I mentioned in a previous post that Charlie reminds me more of my grandfather than any of the others that I have gotten to know the past few years. This has lent an air of happiness to much of my research and journey, but in at least one way has made me more sad than the previous projects.


Why did I settle on Staff Sergeant Charles F. Simcox, Jr. as the subject of my research? My task was to identify a soldier buried at Luxembourg who came from Pennsylvania, preferably from near where I live. I had a lot of names to choose from (many Pennsylvania boys are buried there). My second choice was a Montgomery County pilot who flew troop planes. Charlie stuck out, though, for a few factors. The name mattered: distinct but not prone to misspelling. That he was from Chester County mattered, too. That was home to me growing up. That he had earned a Distinguished Service Cross and had risen to the rank of Staff Sergeant also suggested to me that there might be a significant paper trail. Of cour…

Eulogizing Charlie

You may find the eulogy I wrote for Charlie interesting. I have it copied here.
The marker by which we stand today identifies Staff Sergeant Charles F. Simcox, Jr., as a hero who gave his life in service to our nation. Before entering the service, his family knew him as Charlie. To this day they keep the memory of Charlie, or Uncle Charlie, alive.

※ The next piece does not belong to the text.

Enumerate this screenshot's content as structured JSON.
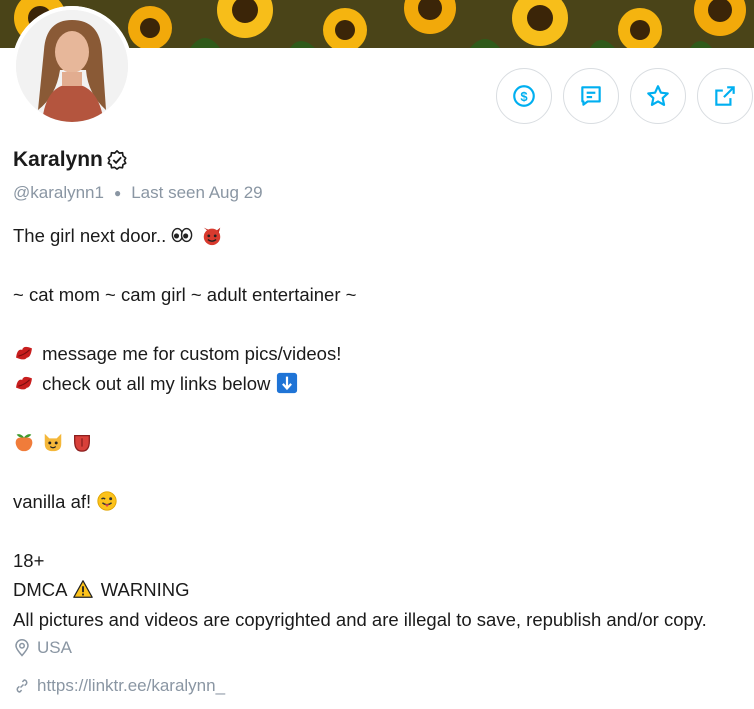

Many of the members of this closely-knit group still live near West Chester, Pennsylvania, where Simcox grew up. They have not grown apart in the decades of peace and prosperity that Simcox’s service and sacrifice made possible.   
Something that I wanted to convey, but that seemed very difficult to convey, was the joyous and warm sense of his family. When I reached out to them this winter, they were more than happy to meet with me. I felt like something of a guest of honor. And so many of them came out to meet me that I lost track of who was who. A warmly receptive family isn't a given in doing work like this. My attempts to reach out to…